In mid-January, DOT officials anticipated the Illinois-side strut would be in place by now. Despite a mild construction season, the strut work isn't yet finished. The delay is largely attributable to the support system for the arches, including cables that guide them to their correct trajectory. The cables have to be raised above 200-foot tall towers that support the arches, and they have to be precisely aligned.
"At this stage, there is a lot of preparatory work involved before an additional arch segment can be erected, including installing the upper cable stays that support the arch and adjusting the cable stays to allow installation of the permanent strut," Alvarez said. "Yes, it’s been a mild winter, but the higher the arch gets, the more challenging it becomes."
Among the challenges in a $1.2 billion project that includes building a major bridge and expanding a local interstate system is the location of the bridge work — both in and high above the channel of the Mississippi River between Bettendorf and Moline.
The safety of ironworkers, towboat captains, cement-truck drivers and everyone else involved is the first goal of the contractor and the DOT, Alvarez said.
"Lunda’s ironworkers and crane operators have been doing a great job installing each arch segment correctly and safely, which is our priority," she said. "It’s important to keep in mind there are certain steps that need to take place for each segment, including installing/tensioning (cable) stays and installing a permanent strut, that take time."
During setting of the first permanent strut, surveys showed the nearly 300 feet of arch segments that extend outward from anchorages near the Bettendorf shoreline on two arch legs are within a half inch of each other in length.

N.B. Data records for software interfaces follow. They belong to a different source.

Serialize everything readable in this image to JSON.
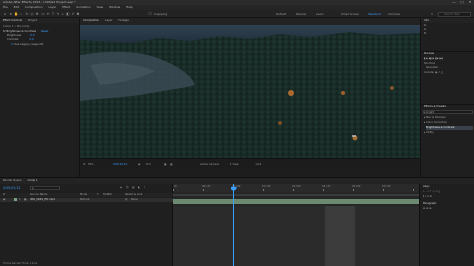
{
  "app": {
    "title": "Adobe After Effects 2023 - Untitled Project.aep *",
    "window_controls": [
      "—",
      "□",
      "✕"
    ]
  },
  "menu": [
    "File",
    "Edit",
    "Composition",
    "Layer",
    "Effect",
    "Animation",
    "View",
    "Window",
    "Help"
  ],
  "toolbar": {
    "workspaces": [
      "Default",
      "Review",
      "Learn",
      "Small Screen",
      "Standard",
      "Libraries"
    ],
    "active_workspace": "Standard",
    "search_placeholder": "Search Help",
    "snapping_label": "Snapping"
  },
  "left_panel": {
    "tabs": [
      "Effect Controls",
      "Project"
    ],
    "rows": [
      {
        "label": "Comp 1 • Pre-comp",
        "indent": 0,
        "accent": false
      },
      {
        "label": "fx  Brightness & Contrast",
        "value": "Reset",
        "indent": 0,
        "accent": true
      },
      {
        "label": "Brightness",
        "value": "0.0",
        "indent": 2,
        "accent": false
      },
      {
        "label": "Contrast",
        "value": "0.0",
        "indent": 2,
        "accent": false
      },
      {
        "label": "Use Legacy (supports",
        "indent": 4,
        "accent": false
      }
    ]
  },
  "viewer": {
    "tabs": [
      "Composition",
      "Layer",
      "Footage"
    ],
    "footer": {
      "zoom": "50%",
      "timecode": "0;00;01;12",
      "resolution": "Full",
      "camera": "Active Camera",
      "views": "1 View",
      "exposure": "+0.0"
    }
  },
  "right_panel": {
    "sections": [
      {
        "title": "Info",
        "rows": [
          "R:",
          "G:",
          "B:"
        ]
      },
      {
        "title": "Preview",
        "rows": [
          "▮◀  ◀▮  ▶  ▮▶  ▶▮",
          "Shortcut",
          "Spacebar",
          "Include: ◉ ♪ ▢"
        ]
      },
      {
        "title": "Effects & Presets",
        "rows": [
          "ρ  bright",
          "▸ Blur & Sharpen",
          "▸ Color Correction",
          "  Brightness & Contrast",
          "▸ Utility"
        ]
      }
    ]
  },
  "timeline": {
    "tabs": [
      "Render Queue",
      "Comp 1"
    ],
    "timecode": "0;00;01;12",
    "search_placeholder": "ρ",
    "columns": [
      "#",
      "Source Name",
      "Mode",
      "T",
      "TrkMat",
      "Parent & Link"
    ],
    "layers": [
      {
        "index": "1",
        "name": "IMG_5629_HD.mp4",
        "mode": "Normal",
        "parent": "None"
      }
    ],
    "ruler": [
      "0f",
      "00:15f",
      "01:00f",
      "01:15f",
      "02:00f",
      "02:15f",
      "03:00f",
      "03:15f"
    ],
    "status": "Frame Render Time: 11ms",
    "right_tabs": [
      "Align",
      "Paragraph"
    ]
  },
  "colors": {
    "accent": "#3aa0ff",
    "layer_bar": "#6c8a70",
    "label_green": "#7aa07f"
  }
}
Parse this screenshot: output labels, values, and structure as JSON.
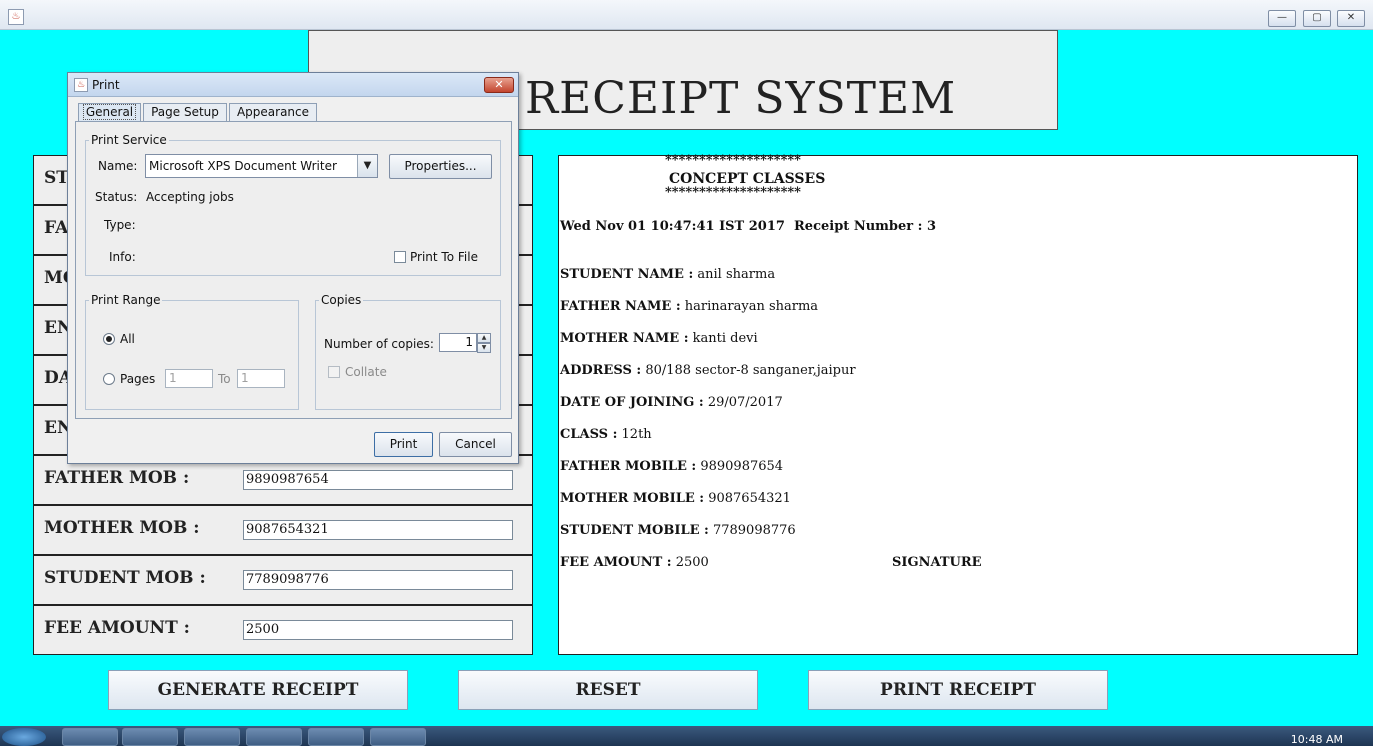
{
  "window": {
    "controls": {
      "minimize": "—",
      "maximize": "▢",
      "close": "✕"
    }
  },
  "header": {
    "title": "RECEIPT SYSTEM"
  },
  "form": {
    "rows": [
      {
        "label": "ST",
        "value": ""
      },
      {
        "label": "FA",
        "value": ""
      },
      {
        "label": "MO",
        "value": ""
      },
      {
        "label": "EN",
        "value": ""
      },
      {
        "label": "DA",
        "value": ""
      },
      {
        "label": "EN",
        "value": ""
      },
      {
        "label": "FATHER MOB :",
        "value": "9890987654"
      },
      {
        "label": "MOTHER MOB :",
        "value": "9087654321"
      },
      {
        "label": "STUDENT MOB :",
        "value": "7789098776"
      },
      {
        "label": "FEE AMOUNT :",
        "value": "2500"
      }
    ]
  },
  "receipt": {
    "stars": "********************",
    "institute": "CONCEPT CLASSES",
    "datetime": "Wed Nov 01 10:47:41 IST 2017",
    "receipt_number": "Receipt Number : 3",
    "lines": [
      {
        "label": "STUDENT NAME :",
        "value": "anil sharma"
      },
      {
        "label": "FATHER NAME :",
        "value": "harinarayan sharma"
      },
      {
        "label": "MOTHER NAME :",
        "value": "kanti devi"
      },
      {
        "label": "ADDRESS :",
        "value": "80/188 sector-8 sanganer,jaipur"
      },
      {
        "label": "DATE OF JOINING :",
        "value": "29/07/2017"
      },
      {
        "label": "CLASS :",
        "value": "12th"
      },
      {
        "label": "FATHER MOBILE :",
        "value": "9890987654"
      },
      {
        "label": "MOTHER MOBILE :",
        "value": "9087654321"
      },
      {
        "label": "STUDENT MOBILE :",
        "value": "7789098776"
      },
      {
        "label": "FEE AMOUNT :",
        "value": "2500"
      }
    ],
    "signature": "SIGNATURE"
  },
  "buttons": {
    "generate": "GENERATE RECEIPT",
    "reset": "RESET",
    "print": "PRINT RECEIPT"
  },
  "print_dialog": {
    "title": "Print",
    "close_glyph": "✕",
    "tabs": [
      "General",
      "Page Setup",
      "Appearance"
    ],
    "active_tab": "General",
    "print_service": {
      "group_label": "Print Service",
      "name_label": "Name:",
      "printer": "Microsoft XPS Document Writer",
      "properties_button": "Properties...",
      "status_label": "Status:",
      "status_value": "Accepting jobs",
      "type_label": "Type:",
      "info_label": "Info:",
      "print_to_file": "Print To File"
    },
    "print_range": {
      "group_label": "Print Range",
      "all": "All",
      "pages": "Pages",
      "from": "1",
      "to_label": "To",
      "to": "1",
      "selected": "All"
    },
    "copies": {
      "group_label": "Copies",
      "number_label": "Number of copies:",
      "value": "1",
      "collate": "Collate"
    },
    "print_button": "Print",
    "cancel_button": "Cancel"
  },
  "taskbar": {
    "clock": "10:48 AM"
  }
}
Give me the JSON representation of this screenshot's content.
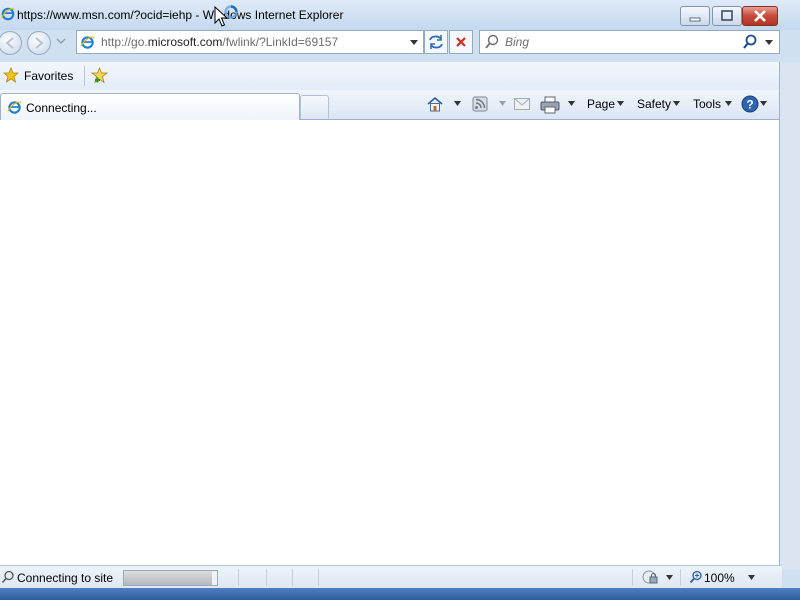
{
  "window": {
    "title": "https://www.msn.com/?ocid=iehp - Windows Internet Explorer"
  },
  "address_bar": {
    "url_prefix": "http://go.",
    "url_domain": "microsoft.com",
    "url_suffix": "/fwlink/?LinkId=69157"
  },
  "search": {
    "placeholder": "Bing"
  },
  "favorites_bar": {
    "favorites_label": "Favorites"
  },
  "tabs": [
    {
      "label": "Connecting...",
      "active": true
    }
  ],
  "command_bar": {
    "page_label": "Page",
    "safety_label": "Safety",
    "tools_label": "Tools"
  },
  "status_bar": {
    "status_text": "Connecting to site",
    "progress": 0.95,
    "zoom": "100%"
  },
  "colors": {
    "chrome": "#dbe6f3",
    "accent": "#2c5c9a",
    "close_red": "#c44a3a"
  }
}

"We do not yet have final survey information (on the Illinois-side arch alignment)," Alvarez said. "While multiple surveys will be performed, the one that determines the final position is the one performed after the next set of stays are installed."